Whether past or present, these are all realities ReglaSOUL is navigating in order to bring awareness and holistic solutions to their community. In 2020, Ellis and Rodriguez plan to collaborate more with local organizations and those across the African Diaspora. They also hope to host their first retreat and open a community garden in Regla.

“I want our work to continue pushing the importance of information, of celebrating ourselves, of discovering our potential, of making visible and using the tangible and intangible resources that we have in Cuba, in our neighborhoods,” Rodriguez says. “Many times we have them at hand, in front of us, but we still think that everything is better outside.”

Ellis and Rodriguez are building upon the ReglaSOUL community’s innate knowledge of healing and hope to create a stronger future through holistic wellness.

“We’re in a time where people are really wanting to see things change,” Ellis adds.

Two years in, they know this is only the beginning.
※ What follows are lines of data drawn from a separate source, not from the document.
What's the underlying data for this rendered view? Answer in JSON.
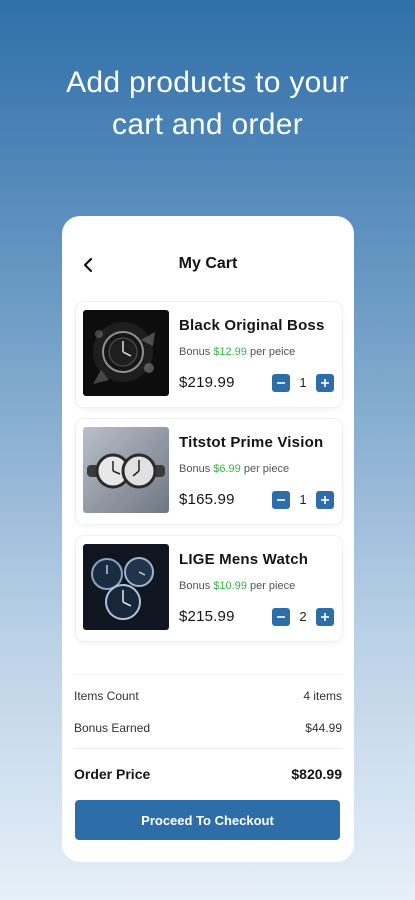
{
  "headline": {
    "line1": "Add products to your",
    "line2": "cart and order"
  },
  "cart": {
    "title": "My Cart",
    "items": [
      {
        "name": "Black Original Boss",
        "bonus_prefix": "Bonus ",
        "bonus_amount": "$12.99",
        "bonus_suffix": " per peice",
        "price": "$219.99",
        "qty": "1"
      },
      {
        "name": "Titstot Prime Vision",
        "bonus_prefix": "Bonus ",
        "bonus_amount": "$6.99",
        "bonus_suffix": " per piece",
        "price": "$165.99",
        "qty": "1"
      },
      {
        "name": "LIGE Mens Watch",
        "bonus_prefix": "Bonus ",
        "bonus_amount": "$10.99",
        "bonus_suffix": " per piece",
        "price": "$215.99",
        "qty": "2"
      }
    ]
  },
  "summary": {
    "items_count_label": "Items Count",
    "items_count_value": "4 items",
    "bonus_label": "Bonus Earned",
    "bonus_value": "$44.99",
    "order_label": "Order Price",
    "order_value": "$820.99"
  },
  "checkout_label": "Proceed To Checkout",
  "colors": {
    "accent": "#2d6ea8",
    "bonus_green": "#3bb44a"
  }
}
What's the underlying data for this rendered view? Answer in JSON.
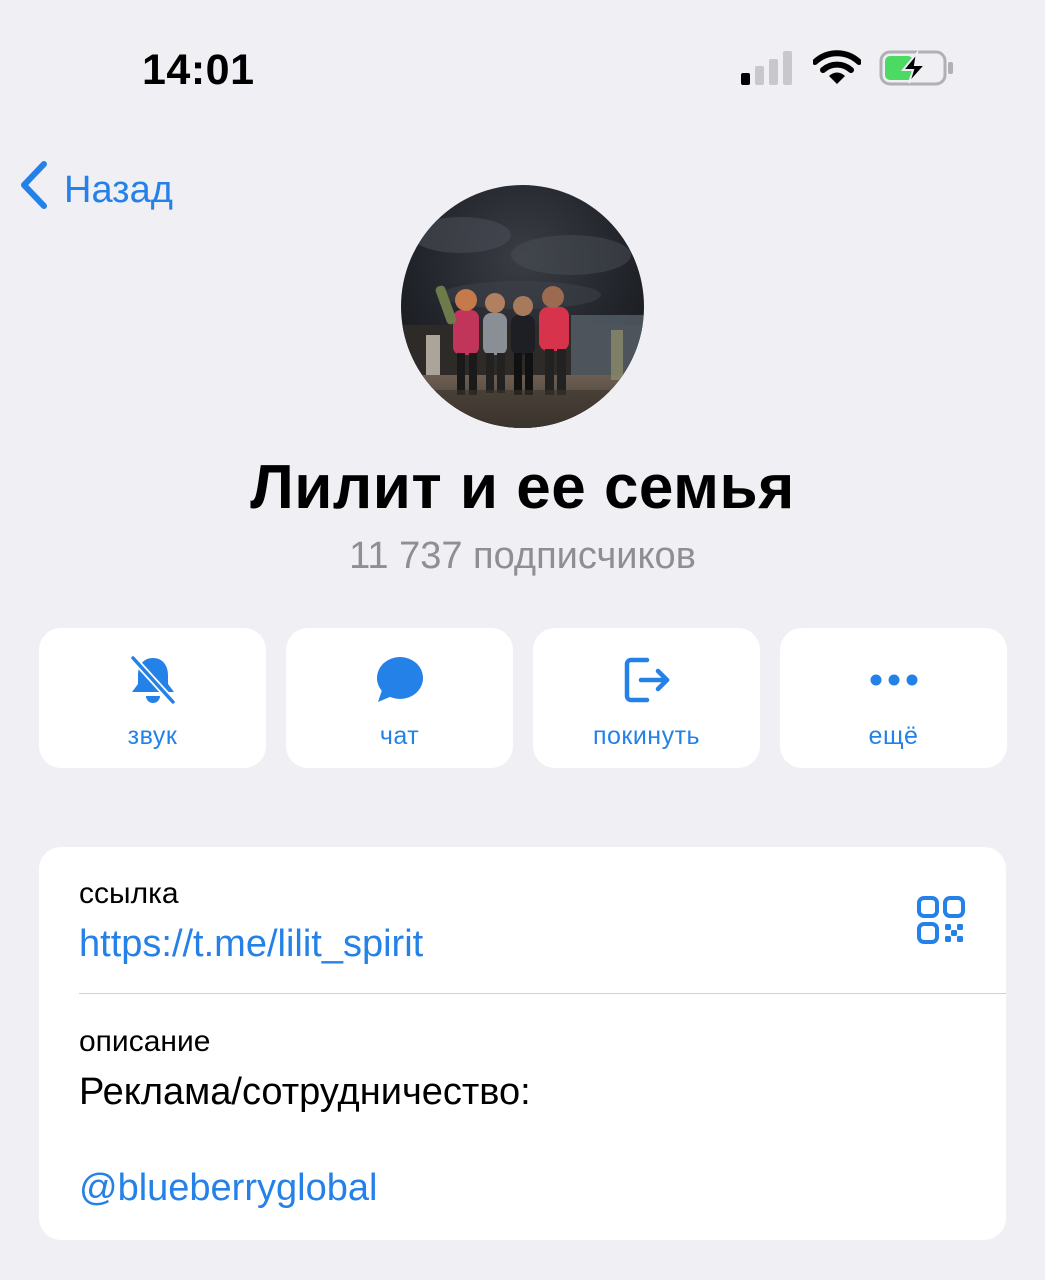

Correction, February 22 at 2:05 p.m. ET: The ReglaSOUL launch date has been updated from February 2019 to February 2018.